Toxoplasmosis is an important infectious disease of sheep and humans that may result in abortion, stillbirth or foetuses born with congenital infection.
The disease is caused by Toxoplasma gondii, one of the most successful parasites worldwide, as it can infect all warm blooded animals. It is very small, consisting only of a single cell and is transmitted through ingestion of oocysts shed by infected cats or by the consumption of undercooked infected meat with cysts containing bradyzoites. Contamination of the environment (farmland, gardens, rivers and coastal waters) by Toxoplasma oocysts is widespread and the parasite can survive for more than 18 months in cool and moist conditions.
Toxoplasma gondii is one of the most important causes of abortion in sheep and goats worldwide and in the UK it is the second most frequently diagnosed cause of ovine abortion. Moredun was involved in conducting the efficacy testing of the only commercially available vaccine worldwide to protect against ovine toxoplasmosis, using a live attenuated “incomplete” strain of T. gondii.
Disease in humans, due to T. gondii infection, is usually attributed to infections of the foetus if the mother is infected with the parasite for the first time during pregnancy. Immunosuppressed individuals can also suffer serious disease as a result of Toxoplasma infection where problems can arise from a recrudescence of a previous latent infection.
Moredun is conducting research on Toxoplasma gondii within the Scottish Government Strategic Research Programme (2016-2021) looking at developing new diagnostics and determining the prevalence and risk of T.gondii in food animals.
BMGF project, Supporting Evidence-Based Interventions (SEBI): Causes and extent of mortality of domestic ruminants in Tanzania.
Scientists at the Moredun Research Institute are working closely with colleagues at the University of Glasgow and colleagues from several organisations within Tanzania in order to determine the significance of Neospora caninum, Toxoplasma gondii and Chlamydia as infectious causes of abortion in sheep, cattle and goats in Tanzania.
A news release with further information about this project can be found here.
This is a large EU project, coordinated by the University of East Anglia involving over 40 academic and industrial partners from 13 European countries. AQUAVALENS is centred on the concept of developing suitable platforms that harness the advances in new molecular techniques to permit the routine detection of waterborne pathogens and improve the provision of hygienically safe water for drinking and food production that is appropriate for large and small systems throughout Europe. Whilst in recent years there has been considerable developments, especially in molecular technology, very few systems are available that meet the needs of water providers. Consequently rather than developing new technologies, the key focus of Aquavalens is to adopt and, where appropriate, adapt existing technologies to develop these detection systems. Moredun’s role in the project is to develop methods to detect Toxoplasma gondii in water supplies.
Relationship between seroprevalence in the main livestock species and presence of Toxoplasma gondii in meat (European Food Safety Authority)
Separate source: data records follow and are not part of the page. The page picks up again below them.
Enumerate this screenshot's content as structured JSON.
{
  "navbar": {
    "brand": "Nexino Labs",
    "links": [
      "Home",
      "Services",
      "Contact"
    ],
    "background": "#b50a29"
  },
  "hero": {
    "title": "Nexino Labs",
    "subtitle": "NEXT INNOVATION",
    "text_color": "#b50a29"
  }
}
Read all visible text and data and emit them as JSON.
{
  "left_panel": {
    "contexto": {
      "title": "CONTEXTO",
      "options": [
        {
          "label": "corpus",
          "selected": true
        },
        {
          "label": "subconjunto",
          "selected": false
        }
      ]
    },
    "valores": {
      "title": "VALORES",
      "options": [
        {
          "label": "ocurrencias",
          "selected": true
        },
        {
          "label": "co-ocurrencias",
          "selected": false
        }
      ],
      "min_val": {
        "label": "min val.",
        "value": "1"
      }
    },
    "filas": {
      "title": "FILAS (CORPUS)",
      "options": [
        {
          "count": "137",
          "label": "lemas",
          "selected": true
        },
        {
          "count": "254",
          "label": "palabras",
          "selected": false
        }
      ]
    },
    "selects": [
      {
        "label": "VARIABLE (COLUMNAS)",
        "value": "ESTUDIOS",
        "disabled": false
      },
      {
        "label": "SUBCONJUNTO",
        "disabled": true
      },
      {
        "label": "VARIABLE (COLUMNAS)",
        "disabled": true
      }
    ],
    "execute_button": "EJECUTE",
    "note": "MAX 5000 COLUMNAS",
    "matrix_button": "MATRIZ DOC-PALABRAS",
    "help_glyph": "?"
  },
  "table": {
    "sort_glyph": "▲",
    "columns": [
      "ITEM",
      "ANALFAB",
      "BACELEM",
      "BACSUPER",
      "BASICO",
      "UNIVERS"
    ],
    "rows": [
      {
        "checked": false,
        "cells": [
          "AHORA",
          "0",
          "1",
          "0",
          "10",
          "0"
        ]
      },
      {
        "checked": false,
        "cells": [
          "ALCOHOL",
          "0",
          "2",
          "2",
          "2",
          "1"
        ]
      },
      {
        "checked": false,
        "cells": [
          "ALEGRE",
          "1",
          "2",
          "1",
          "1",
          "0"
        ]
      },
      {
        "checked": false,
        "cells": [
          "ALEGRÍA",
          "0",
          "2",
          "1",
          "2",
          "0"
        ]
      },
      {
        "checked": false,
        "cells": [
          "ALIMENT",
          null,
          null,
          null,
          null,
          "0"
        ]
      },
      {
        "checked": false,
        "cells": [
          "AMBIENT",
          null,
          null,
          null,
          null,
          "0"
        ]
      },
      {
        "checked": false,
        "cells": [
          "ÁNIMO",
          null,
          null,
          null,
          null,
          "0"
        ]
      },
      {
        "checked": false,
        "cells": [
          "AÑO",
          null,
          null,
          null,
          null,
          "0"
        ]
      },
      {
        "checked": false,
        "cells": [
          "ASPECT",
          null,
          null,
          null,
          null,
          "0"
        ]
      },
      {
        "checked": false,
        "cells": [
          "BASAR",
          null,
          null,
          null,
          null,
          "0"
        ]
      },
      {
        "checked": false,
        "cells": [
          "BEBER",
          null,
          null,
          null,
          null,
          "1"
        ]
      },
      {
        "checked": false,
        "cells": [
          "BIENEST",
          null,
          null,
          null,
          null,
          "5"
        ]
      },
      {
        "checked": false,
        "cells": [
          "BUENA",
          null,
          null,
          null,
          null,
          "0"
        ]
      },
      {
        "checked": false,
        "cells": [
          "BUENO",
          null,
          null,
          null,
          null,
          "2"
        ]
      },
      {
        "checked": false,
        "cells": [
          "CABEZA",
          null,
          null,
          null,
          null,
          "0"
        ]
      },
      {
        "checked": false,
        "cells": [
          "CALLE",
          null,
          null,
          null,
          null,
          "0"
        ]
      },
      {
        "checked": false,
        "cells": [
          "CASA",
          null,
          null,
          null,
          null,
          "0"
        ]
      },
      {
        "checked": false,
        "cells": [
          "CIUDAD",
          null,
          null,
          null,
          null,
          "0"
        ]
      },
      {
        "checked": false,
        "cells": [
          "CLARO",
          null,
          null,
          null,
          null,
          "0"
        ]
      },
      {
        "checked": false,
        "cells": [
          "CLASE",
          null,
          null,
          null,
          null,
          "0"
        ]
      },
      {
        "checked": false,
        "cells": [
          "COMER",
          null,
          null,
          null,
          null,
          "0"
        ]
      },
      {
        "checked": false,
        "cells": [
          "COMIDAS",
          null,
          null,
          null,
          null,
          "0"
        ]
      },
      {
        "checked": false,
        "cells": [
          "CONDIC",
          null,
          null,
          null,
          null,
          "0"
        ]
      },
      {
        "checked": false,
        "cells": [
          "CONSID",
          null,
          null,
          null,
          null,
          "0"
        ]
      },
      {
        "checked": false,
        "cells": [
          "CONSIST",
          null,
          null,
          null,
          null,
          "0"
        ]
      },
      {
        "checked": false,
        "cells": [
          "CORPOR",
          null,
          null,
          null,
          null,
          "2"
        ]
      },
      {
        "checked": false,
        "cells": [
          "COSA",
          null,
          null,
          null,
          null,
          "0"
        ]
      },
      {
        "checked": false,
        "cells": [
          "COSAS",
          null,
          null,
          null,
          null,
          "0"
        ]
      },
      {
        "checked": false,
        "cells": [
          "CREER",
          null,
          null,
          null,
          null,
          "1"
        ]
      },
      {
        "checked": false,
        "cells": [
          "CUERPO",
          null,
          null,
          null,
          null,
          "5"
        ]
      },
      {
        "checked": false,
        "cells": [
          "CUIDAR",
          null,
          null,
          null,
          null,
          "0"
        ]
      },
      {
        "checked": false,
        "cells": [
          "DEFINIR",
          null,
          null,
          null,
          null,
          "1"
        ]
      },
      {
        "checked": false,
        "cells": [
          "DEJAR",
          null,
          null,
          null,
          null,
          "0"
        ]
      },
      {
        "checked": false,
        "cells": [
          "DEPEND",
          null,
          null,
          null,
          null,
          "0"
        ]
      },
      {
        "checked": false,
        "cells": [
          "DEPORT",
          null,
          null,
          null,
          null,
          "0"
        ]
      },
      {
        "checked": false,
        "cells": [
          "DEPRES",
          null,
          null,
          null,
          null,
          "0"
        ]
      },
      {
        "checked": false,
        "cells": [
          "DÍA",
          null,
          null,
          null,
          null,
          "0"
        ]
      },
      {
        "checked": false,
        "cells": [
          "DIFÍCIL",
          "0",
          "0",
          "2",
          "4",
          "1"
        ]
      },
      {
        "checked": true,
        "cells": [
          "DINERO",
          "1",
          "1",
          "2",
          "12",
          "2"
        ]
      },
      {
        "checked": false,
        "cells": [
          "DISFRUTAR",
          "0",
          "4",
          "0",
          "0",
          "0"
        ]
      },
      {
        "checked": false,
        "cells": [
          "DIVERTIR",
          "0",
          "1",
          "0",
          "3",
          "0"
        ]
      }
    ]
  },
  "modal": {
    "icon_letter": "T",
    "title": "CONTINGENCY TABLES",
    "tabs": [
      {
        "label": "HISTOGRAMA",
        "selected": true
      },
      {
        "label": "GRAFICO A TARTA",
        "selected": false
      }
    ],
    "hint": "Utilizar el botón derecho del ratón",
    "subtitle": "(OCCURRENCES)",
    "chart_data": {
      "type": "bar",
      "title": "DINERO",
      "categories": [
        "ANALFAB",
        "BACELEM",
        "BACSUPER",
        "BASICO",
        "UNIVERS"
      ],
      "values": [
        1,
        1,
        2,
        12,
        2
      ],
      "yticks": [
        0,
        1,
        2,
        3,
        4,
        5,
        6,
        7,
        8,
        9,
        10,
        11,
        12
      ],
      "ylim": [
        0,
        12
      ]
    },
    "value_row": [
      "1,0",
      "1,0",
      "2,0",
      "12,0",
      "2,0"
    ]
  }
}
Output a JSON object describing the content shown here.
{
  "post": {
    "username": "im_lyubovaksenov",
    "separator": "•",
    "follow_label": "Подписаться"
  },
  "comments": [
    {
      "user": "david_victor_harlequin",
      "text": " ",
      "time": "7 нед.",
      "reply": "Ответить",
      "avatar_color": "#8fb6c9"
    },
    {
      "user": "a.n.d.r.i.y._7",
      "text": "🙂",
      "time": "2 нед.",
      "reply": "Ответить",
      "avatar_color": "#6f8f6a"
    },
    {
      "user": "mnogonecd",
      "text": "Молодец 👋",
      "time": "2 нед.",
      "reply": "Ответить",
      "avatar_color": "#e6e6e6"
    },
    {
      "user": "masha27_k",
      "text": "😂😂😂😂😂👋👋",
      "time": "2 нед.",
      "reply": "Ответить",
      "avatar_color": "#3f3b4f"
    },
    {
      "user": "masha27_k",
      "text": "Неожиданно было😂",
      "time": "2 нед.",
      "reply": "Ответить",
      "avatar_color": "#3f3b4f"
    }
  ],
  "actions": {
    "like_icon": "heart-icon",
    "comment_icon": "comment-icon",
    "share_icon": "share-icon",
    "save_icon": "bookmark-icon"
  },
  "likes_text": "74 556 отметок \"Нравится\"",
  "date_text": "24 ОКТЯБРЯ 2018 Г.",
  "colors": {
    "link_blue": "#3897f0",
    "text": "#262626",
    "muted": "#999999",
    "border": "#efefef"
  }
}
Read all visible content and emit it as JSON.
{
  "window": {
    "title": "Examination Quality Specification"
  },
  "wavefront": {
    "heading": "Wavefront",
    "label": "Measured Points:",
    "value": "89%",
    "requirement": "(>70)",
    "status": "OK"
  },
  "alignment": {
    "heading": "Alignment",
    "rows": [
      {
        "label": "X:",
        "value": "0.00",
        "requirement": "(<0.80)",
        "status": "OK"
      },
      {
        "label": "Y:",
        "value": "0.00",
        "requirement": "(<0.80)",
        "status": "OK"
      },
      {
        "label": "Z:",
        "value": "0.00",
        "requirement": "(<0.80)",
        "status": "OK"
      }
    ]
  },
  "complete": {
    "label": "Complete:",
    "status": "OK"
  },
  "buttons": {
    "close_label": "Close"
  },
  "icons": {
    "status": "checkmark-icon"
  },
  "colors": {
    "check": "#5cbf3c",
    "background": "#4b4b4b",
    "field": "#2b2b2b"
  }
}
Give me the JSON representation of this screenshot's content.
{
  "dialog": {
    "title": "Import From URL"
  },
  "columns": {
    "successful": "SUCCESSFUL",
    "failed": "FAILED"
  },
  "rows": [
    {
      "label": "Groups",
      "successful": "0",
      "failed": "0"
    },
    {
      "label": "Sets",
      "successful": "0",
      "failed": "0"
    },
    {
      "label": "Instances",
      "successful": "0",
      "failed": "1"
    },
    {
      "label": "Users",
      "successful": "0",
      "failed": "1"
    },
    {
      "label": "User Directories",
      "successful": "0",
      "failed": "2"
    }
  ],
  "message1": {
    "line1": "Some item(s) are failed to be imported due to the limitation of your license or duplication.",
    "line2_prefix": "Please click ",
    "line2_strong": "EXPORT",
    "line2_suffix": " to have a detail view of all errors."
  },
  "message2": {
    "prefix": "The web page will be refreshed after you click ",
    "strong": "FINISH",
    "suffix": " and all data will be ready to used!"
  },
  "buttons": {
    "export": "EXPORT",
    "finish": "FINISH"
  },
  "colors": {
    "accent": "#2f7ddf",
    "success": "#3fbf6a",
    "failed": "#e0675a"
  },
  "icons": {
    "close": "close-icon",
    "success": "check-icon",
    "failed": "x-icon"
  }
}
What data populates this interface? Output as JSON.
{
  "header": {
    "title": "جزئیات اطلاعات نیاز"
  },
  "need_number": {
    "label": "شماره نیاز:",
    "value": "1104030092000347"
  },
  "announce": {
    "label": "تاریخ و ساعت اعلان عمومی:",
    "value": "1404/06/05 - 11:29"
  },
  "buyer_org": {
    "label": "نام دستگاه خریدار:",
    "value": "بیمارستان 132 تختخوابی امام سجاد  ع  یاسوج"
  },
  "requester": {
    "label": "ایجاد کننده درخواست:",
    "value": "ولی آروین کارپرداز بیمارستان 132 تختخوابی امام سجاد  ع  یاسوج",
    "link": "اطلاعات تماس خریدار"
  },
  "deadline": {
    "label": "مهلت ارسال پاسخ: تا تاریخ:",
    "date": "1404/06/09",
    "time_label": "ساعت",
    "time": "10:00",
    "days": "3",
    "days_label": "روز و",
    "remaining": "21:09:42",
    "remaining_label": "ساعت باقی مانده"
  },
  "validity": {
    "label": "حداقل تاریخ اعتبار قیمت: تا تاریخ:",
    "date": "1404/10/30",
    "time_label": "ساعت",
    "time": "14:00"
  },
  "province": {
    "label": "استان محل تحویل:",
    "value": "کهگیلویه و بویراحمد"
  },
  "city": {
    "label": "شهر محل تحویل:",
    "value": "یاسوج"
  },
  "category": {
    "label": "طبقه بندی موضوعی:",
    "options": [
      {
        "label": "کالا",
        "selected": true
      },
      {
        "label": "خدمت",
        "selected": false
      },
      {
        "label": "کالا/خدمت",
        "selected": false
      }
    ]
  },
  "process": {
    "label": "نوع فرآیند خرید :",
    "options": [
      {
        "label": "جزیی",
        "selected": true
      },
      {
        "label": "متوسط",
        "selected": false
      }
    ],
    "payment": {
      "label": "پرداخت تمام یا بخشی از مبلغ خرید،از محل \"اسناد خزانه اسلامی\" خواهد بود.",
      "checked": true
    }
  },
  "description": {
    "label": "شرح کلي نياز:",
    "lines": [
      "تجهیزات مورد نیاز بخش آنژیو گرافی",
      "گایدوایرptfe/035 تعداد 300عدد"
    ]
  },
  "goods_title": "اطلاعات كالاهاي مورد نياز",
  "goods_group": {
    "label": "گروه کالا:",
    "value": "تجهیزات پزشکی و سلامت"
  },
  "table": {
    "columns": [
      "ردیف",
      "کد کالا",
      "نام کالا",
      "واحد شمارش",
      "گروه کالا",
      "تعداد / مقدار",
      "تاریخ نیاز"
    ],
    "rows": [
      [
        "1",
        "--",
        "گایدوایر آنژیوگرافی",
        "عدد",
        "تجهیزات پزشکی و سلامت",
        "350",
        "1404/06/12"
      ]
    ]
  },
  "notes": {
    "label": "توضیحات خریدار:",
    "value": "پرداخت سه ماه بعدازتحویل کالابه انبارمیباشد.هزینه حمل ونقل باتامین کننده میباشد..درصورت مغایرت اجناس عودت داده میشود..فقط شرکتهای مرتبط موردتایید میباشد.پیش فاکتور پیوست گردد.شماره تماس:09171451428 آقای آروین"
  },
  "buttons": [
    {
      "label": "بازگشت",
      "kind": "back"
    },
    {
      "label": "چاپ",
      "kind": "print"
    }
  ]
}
This large scale Euroepean project involved 12 participant organisations from 7 European countries and was coordinated by the National Institute for Public Health and the Environment (RIVM) in The Netherlands. The overall aim of this project is to gain information and knowledge on the presence and infectivity of T. gondii cysts in meat and other edible tissues in main meat‐producing animals and its relationship with T. gondii seroprevalence in animals. Moredun’s role in this project was to look at T. gondii infection in cattle.
Relationship between seroprevalence in the main livestock species and presence of Toxoplasma gondii in meat (GP/EFSA/BIOHAZ/2013/01) An extensive literature review. Final report
Experimental studies on Toxoplasma gondii in the main livestock species (GP/EFSA/BIOHAZ/2013/01) Final report
Toxoplasma gondii in the Caribbean
Moredun has a collaboration with Ross University School of Veterinary Medicine in St Kitts to look at the prevalence, genotype and virulence of Toxoplasma gondii in livestock food animals and wildlife on St Kitts and some of the other islands in the Caribbean.
Verifying the effectiveness of the water treatment process at removing Toxoplasma gondii oocysts
This project, funded by Scottish Government, is working towards the development of a robust method for extracting T. gondii oocysts from water using samples from Scottish catchments, where T. gondii DNA was previously detected. These samples will be examined for the presence or absence of T. gondii oocysts and any oocysts identified from these sources will be tested for their viability.
For further information about toxoplasmosis please see Moredun Newssheet 7.2 - Control of Toxoplasma Abortion in Sheep:
Our scientists regularly give talks and Moredun events and roadshows. Please see our events page for any forthcoming activities in this area or if you would like to arrange a speaker for an event please contact The Moredun Communications Team.
The Beasts within Us is an interactive exhibition on Toxoplasma aimed at school children. This exhibition has been showcased at events such as the Edinburgh International Science Festival. For more information about Beasts within Us please visit our Inspiring Education page. (add link)